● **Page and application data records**
—————
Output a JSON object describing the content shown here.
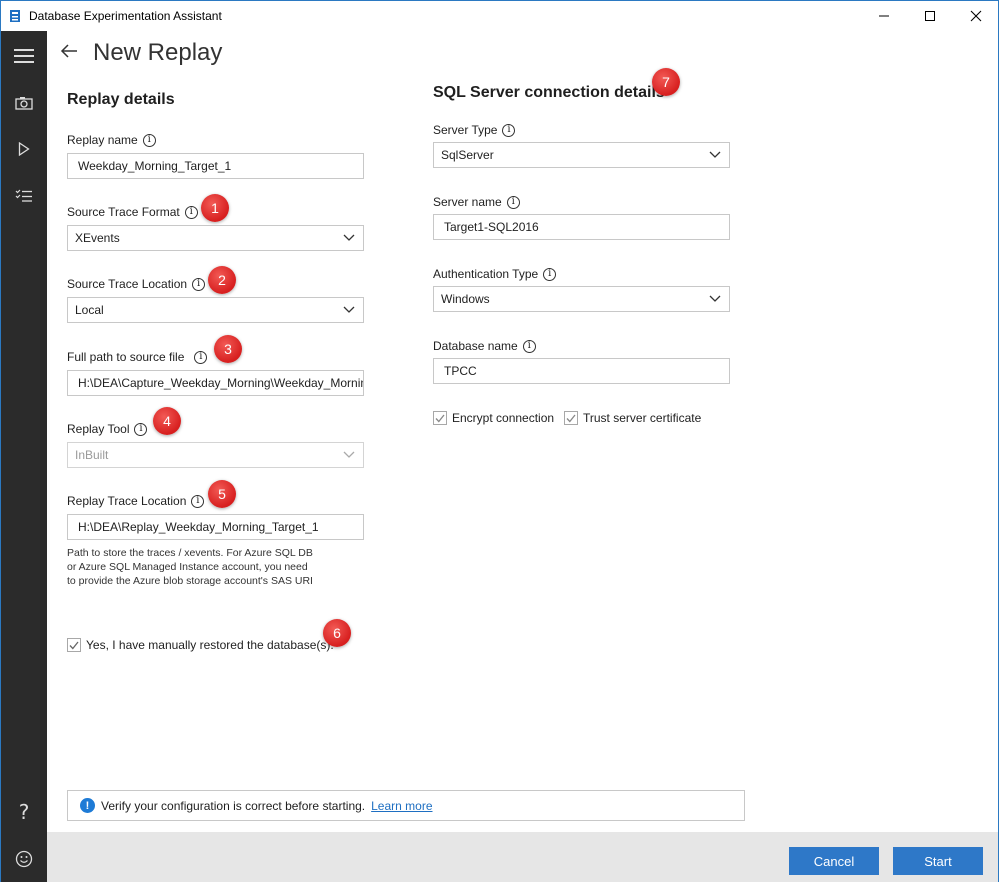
{
  "window": {
    "title": "Database Experimentation Assistant"
  },
  "sidebar": {
    "items": [
      {
        "name": "menu",
        "icon": "hamburger-icon"
      },
      {
        "name": "capture",
        "icon": "camera-icon"
      },
      {
        "name": "replay",
        "icon": "play-icon"
      },
      {
        "name": "analysis",
        "icon": "checklist-icon"
      }
    ],
    "bottom": [
      {
        "name": "help",
        "icon": "question-icon"
      },
      {
        "name": "feedback",
        "icon": "smiley-icon"
      }
    ]
  },
  "header": {
    "title": "New Replay"
  },
  "replay": {
    "title": "Replay details",
    "replay_name_label": "Replay name",
    "replay_name_value": "Weekday_Morning_Target_1",
    "trace_format_label": "Source Trace Format",
    "trace_format_value": "XEvents",
    "trace_location_label": "Source Trace Location",
    "trace_location_value": "Local",
    "full_path_label": "Full path to source file",
    "full_path_value": "H:\\DEA\\Capture_Weekday_Morning\\Weekday_Morning",
    "replay_tool_label": "Replay Tool",
    "replay_tool_value": "InBuilt",
    "replay_trace_location_label": "Replay Trace Location",
    "replay_trace_location_value": "H:\\DEA\\Replay_Weekday_Morning_Target_1",
    "hint": "Path to store the traces / xevents. For Azure SQL DB or Azure SQL Managed Instance account, you need to provide the Azure blob storage account's SAS URI",
    "restored_label": "Yes, I have manually restored the database(s).",
    "restored_checked": true
  },
  "sql": {
    "title": "SQL Server connection details",
    "server_type_label": "Server Type",
    "server_type_value": "SqlServer",
    "server_name_label": "Server name",
    "server_name_value": "Target1-SQL2016",
    "auth_type_label": "Authentication Type",
    "auth_type_value": "Windows",
    "db_name_label": "Database name",
    "db_name_value": "TPCC",
    "encrypt_label": "Encrypt connection",
    "encrypt_checked": true,
    "trust_label": "Trust server certificate",
    "trust_checked": true
  },
  "badges": [
    "1",
    "2",
    "3",
    "4",
    "5",
    "6",
    "7"
  ],
  "notice": {
    "text": "Verify your configuration is correct before starting.",
    "link": "Learn more"
  },
  "footer": {
    "cancel": "Cancel",
    "start": "Start"
  },
  "colors": {
    "accent": "#2e78c8",
    "sidebar": "#2b2b2b",
    "badge": "#d71f1f",
    "footer": "#e6e6e6"
  }
}
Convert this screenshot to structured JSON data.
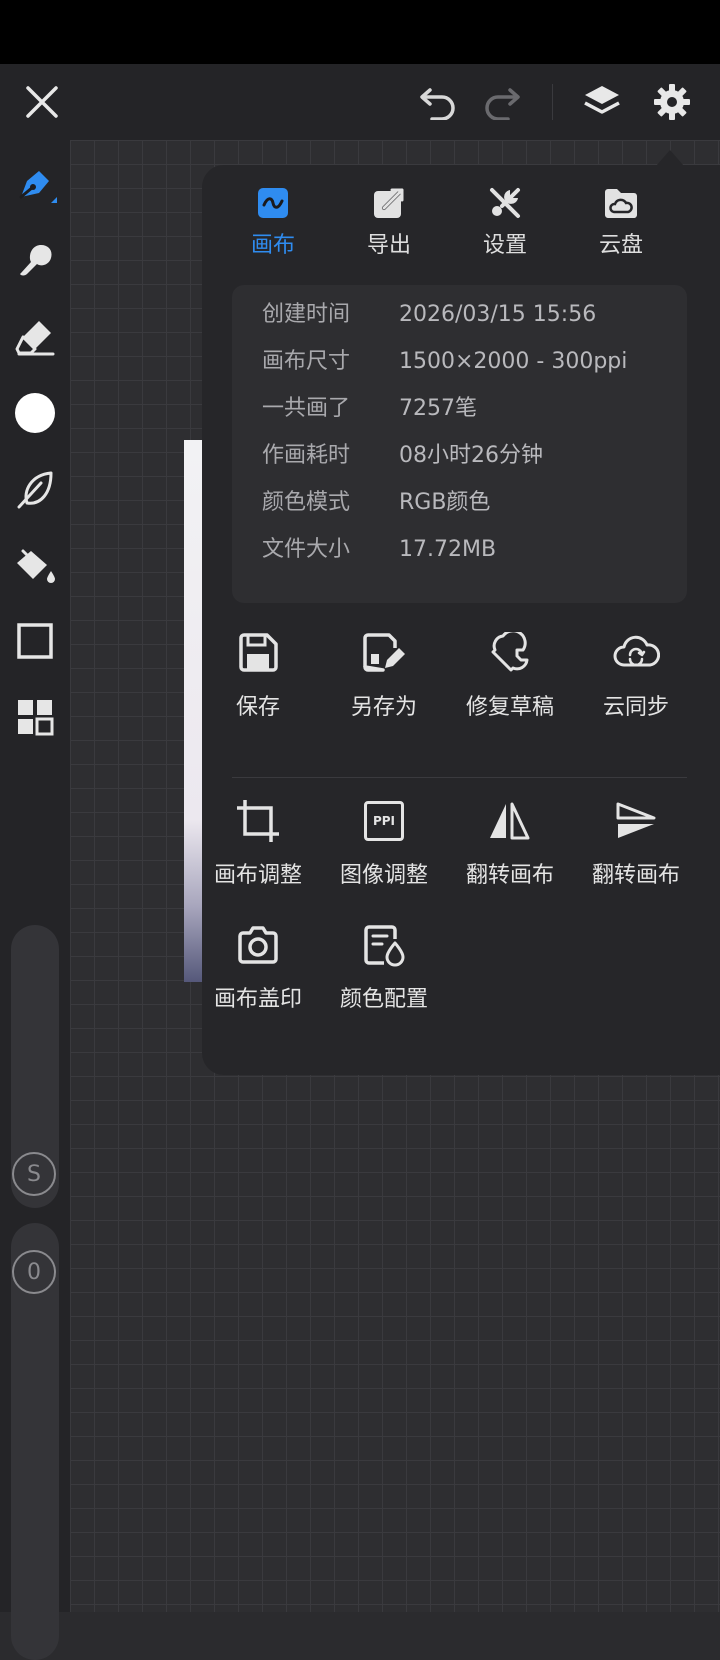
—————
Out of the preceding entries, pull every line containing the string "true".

    "restored_checked": true
    "encrypt_checked": true,
    "trust_checked": true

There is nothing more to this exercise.